The story follows Michelle Yeoh, a Chinese officer and counter-terrorism agent who is sent to Hong Kong to assist in a police operation. As it turns out, her former lover is one of the mercenaries/criminals, a faction of former military men being hired to be the muscle in a high scale bank robbery. Her ex, portrayed by Rongguang Yu, is actually heading out most of the operations so he can return to mainland China a rich man, marry Yeoh, and take her with him to the United States.
Directed by Stanley Tong, who also directed Police Story III, IV, and Rumble In The Bronx. It’s surprising that much of the charm inherent in his collaborations with Jackie is absent here. Not nearly enough comedy to make this a light-hearted action romp, and yet not quite enough drama to be anything but, the movie instead lands at an uncomfortable middle area. While certainly serviceable at times with some inventive action sequences and a few vertigo-inducing stunts, much of the film is spent with the main characters awkwardly socializing or just aimlessly walking about, talking about clues in their case. That being said, I wouldn’t say to steer clear (though this is yet another example of a movie that needs to be seen in its original version) as when it gets going it really works.
An action sequence set in an abandoned building sets the tone quite well, and a streetside shootout between the police and our mercenary semi-leads is reminiscent of Heat, which was actually made two years later. Probably the most impressive bit is the climax of the film, taking place across the confines of an underground bank vault through to an empty subway tunnel system. There’s plenty of shooting and fighting for everyone to leave this experience happy. Add to that the scattered remnants of some of the score from various Hollywood movies (including some incidental music from Aliens), and you’ve got something that’s at least interesting if not fun.
Yeoh continues a career of playing strong, independent women, written with moral complexity and depth of character. Her character of Yang Chien Hua starts the film sure of wanting nothing but the humble life she already leads and grows to have real conflict between her duties to the State and the wishes of her former lover. It’s a bit surprising to see this sort of character/story arc in a Chinese film at all, let alone what on the surface appears to be a simple Action movie.
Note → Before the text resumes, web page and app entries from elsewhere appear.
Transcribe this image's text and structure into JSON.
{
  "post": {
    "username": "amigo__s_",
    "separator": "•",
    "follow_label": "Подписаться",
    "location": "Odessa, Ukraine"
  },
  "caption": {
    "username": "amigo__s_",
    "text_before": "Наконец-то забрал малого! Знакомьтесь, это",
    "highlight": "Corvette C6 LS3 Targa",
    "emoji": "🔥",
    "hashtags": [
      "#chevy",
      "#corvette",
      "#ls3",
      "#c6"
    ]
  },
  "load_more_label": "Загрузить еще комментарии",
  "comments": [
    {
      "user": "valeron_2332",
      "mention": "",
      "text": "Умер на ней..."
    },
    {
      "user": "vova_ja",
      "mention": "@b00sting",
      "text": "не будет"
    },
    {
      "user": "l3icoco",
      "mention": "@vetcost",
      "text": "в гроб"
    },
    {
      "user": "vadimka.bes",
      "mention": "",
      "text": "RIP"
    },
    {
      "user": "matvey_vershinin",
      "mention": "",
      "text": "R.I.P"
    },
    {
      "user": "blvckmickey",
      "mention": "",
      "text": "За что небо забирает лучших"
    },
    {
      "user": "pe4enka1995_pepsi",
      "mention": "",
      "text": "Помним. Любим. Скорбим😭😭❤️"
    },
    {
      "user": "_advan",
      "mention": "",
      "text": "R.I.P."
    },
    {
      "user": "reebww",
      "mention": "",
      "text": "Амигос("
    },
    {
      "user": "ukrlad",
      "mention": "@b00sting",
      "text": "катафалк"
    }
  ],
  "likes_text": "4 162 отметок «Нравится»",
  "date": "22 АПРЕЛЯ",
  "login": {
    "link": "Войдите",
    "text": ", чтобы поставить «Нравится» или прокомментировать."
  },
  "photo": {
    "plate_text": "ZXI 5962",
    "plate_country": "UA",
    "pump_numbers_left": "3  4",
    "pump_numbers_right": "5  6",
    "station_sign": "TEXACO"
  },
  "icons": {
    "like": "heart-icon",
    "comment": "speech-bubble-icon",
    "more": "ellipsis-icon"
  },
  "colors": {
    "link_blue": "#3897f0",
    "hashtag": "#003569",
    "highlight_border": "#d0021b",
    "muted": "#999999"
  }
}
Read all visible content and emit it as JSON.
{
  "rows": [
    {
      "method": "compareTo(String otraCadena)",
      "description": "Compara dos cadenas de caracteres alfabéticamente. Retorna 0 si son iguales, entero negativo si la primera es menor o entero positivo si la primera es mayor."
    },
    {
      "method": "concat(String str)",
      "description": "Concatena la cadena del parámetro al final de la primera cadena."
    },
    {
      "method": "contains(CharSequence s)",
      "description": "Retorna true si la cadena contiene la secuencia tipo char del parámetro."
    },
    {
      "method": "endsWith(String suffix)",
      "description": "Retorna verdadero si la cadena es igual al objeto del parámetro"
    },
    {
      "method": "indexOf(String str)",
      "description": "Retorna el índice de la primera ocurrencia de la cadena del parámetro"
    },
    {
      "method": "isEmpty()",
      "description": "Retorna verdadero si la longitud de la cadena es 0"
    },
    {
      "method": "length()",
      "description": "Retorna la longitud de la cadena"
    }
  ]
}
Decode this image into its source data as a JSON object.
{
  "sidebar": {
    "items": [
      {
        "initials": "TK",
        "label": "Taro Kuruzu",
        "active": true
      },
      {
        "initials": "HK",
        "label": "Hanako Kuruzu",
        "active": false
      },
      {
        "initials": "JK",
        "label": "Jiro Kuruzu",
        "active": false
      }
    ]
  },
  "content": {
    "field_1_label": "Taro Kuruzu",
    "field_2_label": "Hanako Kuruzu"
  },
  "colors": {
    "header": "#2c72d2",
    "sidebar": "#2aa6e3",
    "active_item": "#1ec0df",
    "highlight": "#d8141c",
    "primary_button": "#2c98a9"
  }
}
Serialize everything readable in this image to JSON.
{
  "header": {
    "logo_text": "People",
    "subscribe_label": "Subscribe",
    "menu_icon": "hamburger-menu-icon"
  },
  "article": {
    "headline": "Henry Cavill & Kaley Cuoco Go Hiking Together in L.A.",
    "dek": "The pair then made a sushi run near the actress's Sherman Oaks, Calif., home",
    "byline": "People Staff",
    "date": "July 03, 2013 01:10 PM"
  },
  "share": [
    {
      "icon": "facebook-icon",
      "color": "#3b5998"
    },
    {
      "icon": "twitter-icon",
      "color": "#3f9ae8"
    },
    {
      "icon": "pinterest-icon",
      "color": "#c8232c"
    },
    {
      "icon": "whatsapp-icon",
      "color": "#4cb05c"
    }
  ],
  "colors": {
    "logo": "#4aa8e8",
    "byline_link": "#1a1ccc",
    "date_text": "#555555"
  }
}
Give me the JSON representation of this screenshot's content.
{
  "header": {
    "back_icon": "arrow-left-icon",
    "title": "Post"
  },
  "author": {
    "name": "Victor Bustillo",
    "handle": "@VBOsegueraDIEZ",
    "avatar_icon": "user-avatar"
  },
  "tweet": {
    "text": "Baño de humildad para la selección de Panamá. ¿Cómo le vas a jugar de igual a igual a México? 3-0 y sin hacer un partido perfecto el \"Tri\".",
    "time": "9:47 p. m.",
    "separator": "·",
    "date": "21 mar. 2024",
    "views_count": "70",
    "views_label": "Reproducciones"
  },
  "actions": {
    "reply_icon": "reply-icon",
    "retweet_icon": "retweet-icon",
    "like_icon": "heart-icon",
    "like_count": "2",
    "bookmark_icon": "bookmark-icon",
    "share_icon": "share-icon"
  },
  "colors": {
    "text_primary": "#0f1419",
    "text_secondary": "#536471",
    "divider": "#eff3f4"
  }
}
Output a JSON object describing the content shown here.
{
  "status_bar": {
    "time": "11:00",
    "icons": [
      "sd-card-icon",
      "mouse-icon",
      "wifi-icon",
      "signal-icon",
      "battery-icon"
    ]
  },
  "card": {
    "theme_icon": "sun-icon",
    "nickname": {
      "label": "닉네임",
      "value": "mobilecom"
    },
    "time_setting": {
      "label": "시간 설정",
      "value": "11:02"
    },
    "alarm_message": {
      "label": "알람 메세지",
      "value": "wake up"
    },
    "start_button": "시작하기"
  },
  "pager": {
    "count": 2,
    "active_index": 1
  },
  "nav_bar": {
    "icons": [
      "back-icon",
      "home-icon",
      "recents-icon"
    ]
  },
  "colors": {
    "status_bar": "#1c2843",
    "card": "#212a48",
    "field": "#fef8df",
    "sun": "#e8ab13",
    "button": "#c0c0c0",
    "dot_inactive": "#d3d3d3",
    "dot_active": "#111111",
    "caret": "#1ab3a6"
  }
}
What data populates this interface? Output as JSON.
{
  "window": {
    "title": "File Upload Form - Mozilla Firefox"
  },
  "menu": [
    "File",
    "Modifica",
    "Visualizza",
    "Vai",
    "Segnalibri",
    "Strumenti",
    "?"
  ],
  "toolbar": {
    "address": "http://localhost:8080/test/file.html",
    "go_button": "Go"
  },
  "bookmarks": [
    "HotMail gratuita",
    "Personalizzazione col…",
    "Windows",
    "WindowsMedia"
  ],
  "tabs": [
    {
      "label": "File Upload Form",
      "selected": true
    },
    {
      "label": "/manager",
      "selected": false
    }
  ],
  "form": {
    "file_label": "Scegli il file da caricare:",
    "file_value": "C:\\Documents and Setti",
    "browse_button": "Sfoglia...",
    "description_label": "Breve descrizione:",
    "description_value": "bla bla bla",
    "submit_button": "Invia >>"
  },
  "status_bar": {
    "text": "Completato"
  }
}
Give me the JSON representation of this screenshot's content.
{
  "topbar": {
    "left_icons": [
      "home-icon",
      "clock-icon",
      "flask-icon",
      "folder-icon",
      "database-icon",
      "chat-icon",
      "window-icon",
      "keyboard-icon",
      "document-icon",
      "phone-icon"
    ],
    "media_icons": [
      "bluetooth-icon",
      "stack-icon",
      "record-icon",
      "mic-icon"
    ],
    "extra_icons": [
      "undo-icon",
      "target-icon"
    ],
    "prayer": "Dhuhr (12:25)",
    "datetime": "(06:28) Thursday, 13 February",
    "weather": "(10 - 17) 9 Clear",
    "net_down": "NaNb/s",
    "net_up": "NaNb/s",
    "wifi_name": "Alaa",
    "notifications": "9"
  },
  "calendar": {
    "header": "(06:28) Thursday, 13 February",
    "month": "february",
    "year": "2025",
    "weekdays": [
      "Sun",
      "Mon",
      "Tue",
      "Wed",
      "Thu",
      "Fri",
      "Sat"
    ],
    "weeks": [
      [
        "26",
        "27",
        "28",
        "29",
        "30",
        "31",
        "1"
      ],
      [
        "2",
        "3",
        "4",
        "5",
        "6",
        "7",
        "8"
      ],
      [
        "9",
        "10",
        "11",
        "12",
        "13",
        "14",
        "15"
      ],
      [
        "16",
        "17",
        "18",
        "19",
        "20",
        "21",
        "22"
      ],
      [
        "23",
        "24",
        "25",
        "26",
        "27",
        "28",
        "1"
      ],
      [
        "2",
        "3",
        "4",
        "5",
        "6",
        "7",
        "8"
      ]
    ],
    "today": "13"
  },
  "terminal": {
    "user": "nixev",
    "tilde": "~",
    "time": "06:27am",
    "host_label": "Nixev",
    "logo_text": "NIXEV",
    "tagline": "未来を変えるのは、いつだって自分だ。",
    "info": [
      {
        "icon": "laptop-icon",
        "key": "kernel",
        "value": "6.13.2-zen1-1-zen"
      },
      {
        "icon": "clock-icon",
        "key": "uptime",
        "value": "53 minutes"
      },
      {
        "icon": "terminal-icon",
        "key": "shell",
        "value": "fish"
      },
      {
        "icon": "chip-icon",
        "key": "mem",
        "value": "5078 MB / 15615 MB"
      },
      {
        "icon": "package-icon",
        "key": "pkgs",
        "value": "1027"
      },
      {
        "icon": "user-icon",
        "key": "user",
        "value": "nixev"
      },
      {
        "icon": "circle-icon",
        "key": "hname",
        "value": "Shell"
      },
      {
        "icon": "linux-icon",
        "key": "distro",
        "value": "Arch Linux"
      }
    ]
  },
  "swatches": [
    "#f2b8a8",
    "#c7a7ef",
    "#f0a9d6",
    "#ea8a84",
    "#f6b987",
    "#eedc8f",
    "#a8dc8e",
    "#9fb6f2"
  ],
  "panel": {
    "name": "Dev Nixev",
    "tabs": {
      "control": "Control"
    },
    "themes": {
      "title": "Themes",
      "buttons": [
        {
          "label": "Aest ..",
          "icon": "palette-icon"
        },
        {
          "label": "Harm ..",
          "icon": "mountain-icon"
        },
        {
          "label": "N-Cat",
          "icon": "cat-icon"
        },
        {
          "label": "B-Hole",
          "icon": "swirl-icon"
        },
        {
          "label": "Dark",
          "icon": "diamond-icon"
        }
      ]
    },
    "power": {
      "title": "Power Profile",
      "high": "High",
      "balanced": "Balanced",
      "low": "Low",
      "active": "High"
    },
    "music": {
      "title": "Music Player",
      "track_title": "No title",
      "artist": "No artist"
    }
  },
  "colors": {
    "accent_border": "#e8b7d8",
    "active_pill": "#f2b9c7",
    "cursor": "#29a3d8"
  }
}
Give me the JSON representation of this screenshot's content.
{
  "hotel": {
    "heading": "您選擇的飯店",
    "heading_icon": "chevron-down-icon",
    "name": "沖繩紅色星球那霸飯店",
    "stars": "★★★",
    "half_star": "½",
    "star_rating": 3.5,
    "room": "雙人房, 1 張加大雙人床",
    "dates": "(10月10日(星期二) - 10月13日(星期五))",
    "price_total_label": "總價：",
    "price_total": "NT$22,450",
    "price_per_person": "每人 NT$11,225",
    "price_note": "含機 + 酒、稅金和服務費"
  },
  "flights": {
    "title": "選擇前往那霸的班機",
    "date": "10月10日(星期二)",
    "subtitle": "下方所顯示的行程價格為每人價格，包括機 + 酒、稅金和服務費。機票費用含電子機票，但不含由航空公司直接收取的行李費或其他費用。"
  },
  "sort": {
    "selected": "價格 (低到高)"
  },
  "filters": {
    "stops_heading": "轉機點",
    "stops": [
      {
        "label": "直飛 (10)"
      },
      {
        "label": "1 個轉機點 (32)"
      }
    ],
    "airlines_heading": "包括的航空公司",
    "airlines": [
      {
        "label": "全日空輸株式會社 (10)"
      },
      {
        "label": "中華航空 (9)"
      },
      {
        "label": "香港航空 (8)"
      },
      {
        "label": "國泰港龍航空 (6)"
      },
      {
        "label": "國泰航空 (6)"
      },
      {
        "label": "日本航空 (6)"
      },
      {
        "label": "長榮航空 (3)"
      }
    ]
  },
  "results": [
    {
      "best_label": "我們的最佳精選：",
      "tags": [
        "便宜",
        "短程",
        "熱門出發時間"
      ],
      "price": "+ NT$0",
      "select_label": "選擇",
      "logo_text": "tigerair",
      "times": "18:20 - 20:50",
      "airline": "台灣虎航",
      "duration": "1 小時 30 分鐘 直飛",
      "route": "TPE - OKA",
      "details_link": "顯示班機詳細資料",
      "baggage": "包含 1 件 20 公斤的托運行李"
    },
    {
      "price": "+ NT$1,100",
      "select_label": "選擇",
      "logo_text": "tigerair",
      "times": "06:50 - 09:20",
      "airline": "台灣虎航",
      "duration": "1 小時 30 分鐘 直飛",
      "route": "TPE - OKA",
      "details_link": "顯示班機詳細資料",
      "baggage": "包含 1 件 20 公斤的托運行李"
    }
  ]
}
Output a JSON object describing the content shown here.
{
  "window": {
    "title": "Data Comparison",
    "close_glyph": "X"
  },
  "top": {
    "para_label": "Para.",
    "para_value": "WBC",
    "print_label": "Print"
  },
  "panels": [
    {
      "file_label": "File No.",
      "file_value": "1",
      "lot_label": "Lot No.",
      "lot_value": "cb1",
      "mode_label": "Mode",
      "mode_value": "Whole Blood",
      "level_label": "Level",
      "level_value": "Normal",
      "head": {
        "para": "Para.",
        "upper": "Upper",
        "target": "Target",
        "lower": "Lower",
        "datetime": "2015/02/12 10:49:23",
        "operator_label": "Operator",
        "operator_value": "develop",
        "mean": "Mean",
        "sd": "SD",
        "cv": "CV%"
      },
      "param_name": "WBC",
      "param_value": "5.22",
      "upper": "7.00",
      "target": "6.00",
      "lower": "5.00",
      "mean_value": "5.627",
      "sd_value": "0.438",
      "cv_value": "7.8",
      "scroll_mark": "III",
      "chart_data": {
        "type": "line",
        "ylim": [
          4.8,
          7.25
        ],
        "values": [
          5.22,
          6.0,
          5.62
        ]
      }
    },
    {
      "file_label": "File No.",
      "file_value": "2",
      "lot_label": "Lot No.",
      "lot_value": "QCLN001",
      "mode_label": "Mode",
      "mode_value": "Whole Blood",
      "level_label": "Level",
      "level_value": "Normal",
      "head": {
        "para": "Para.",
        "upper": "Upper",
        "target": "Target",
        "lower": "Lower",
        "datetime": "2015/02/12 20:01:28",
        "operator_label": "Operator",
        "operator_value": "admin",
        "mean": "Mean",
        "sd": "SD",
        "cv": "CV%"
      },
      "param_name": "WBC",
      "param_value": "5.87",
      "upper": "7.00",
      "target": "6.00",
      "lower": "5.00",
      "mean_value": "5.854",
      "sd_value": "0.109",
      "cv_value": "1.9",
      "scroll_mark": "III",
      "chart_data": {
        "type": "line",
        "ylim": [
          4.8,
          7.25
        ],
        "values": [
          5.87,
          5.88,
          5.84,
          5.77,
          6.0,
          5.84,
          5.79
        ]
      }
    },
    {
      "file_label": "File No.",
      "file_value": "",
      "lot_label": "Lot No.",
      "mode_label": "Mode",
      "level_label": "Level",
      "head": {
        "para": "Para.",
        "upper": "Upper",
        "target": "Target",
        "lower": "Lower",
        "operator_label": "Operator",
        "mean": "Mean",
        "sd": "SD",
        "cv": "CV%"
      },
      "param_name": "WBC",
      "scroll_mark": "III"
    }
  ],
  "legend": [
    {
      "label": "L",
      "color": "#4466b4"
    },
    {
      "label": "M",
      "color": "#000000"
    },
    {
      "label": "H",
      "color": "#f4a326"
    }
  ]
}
This is one of the things that always set Yeoh ahead of her peers when it came to the content of her films. Still, they do manage to nearly undermine all this by putting so much focus on the other characters.
As this is a spin-off of Jackie Chan’s successful Police Story franchise, we do get an extended cameo from Bill Tung and a short, comedic fight sequence from Chan himself. It’s not a bad scene, but I think that given the rest of the film’s overall tone it sort of feels out of place and might as well have been in a different movie. In fact, Michelle Yeoh isn’t anywhere near the place this sequence takes place, giving it the feel of another movie anyway.
So as far as recommending this to anyone goes, I’d say to check it out. The Supercop 2 version is dubbed and goes from decent to horrible, but remains largely intact from it’s original source. You’re generally not missing out on much, but it’s worth tracking down the original, especially if you’re already a Michelle Yeoh fan.
[THE MORAL OF THE STORY]
Crime doesn’t pay, even if you think you’re doing it for the right reasons.